Depending on who you ask about the future of cryptocurrency, you’ll get a different answer. Some analysts seem concerned about the risks that lie ahead, while others are confident that cryptocurrency has a stable role in our future.
Optimists may have a good reason to maintain their positive outlook. Despite the COVID pandemic and all of the economic chaos experienced in 2020, Bitcoin’s mid-November 2020 run surpassed all expectations, and the cryptocurrency has reached its all-time high. Since December of last 2020, Bitcoin has more than doubled its value, almost tripled, and some believe this is just the beginning of a long bullish run.
A number of experts believe that the Bitcoin surge of November 2020 and subsequently bears little resemblance to its December 2017 infamous spike, when the currency broke all previous records.
Also Read: Outrage as CBN Bans Cryptocurrency
Those who rushed into the legendary Bitcoin rally of the winter of 2017 were disappointed when the currency crashed shortly after. However, many believe that the previous surge was mostly facilitated by individual investors, rather than institutional support in the currency. When the individuals cashed out, Bitcoin’s price plummeted.
These days, Bitcoin is being promoted and supported by institutional investors. Big institutions like Fidelity Investments, JP Morgan and PayPal have taken steps into the crypto space. Fidelity has its own digital asset division, JPM has released its internal digital token and PayPal will allows users to pay via their crypto wallets. Moreover, big Wall Street hedge fund guys like Paul Tudor Jones have taken a liking to Bitcoin. Jones has even suggested that Bitcoin will be the anchor to hold us down against impending currency devaluation, similar to the role of the gold standard in the 1970s.
Not only are they supporting it by letting others buy it, they are buying it themselves. Big firms like Square and Galaxy Digital Holdings are actually stockpiling millions of dollars worth of Bitcoin.
Tesla, owned by the richest man in the world, Elon Musk (a big fan, and influencer, of cryptocurrency), recently bought Bitcoin worth $1.5 billion and announced plans to begin to accept Bitcoin as payment very soon.
This is potentially good news, as it means that Bitcoin holders this rally might be less tempted to sell, since institutional investments are usually not bought with the intention of making a quick profit.
Though many are proceeding with caution, there’s a lot of optimism surrounding the future of cryptocurrency in this new year and beyond. That being said, there are some risks to consider.
What are the risks?
One of the major risks of Bitcoin is that it remains incredibly volatile. It can shoot up over a short period and shoot down in a matter of weeks, days or even hours. Moreover, there are security threats that can arise like a 51% attack, where miners gain majority control and disrupt transactions.

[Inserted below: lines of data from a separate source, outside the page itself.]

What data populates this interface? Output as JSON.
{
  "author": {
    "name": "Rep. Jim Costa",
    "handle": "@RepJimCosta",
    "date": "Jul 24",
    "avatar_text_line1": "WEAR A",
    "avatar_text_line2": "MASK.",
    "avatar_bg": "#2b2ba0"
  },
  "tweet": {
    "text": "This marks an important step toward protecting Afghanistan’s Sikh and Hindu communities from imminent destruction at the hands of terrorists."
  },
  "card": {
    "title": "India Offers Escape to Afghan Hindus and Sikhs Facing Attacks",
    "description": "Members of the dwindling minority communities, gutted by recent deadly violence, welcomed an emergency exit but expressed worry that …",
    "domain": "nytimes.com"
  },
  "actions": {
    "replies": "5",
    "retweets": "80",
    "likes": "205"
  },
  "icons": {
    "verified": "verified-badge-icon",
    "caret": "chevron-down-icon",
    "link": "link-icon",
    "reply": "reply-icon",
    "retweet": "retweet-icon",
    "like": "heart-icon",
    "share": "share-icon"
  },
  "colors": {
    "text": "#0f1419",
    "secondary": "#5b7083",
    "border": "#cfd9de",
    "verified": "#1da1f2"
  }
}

However, the recent influx of institutional interest, as well as companies like PayPal making buying Bitcoin more accessible to people all over the world, mean that cryptocurrency is becoming a more certain fixture in our financial future.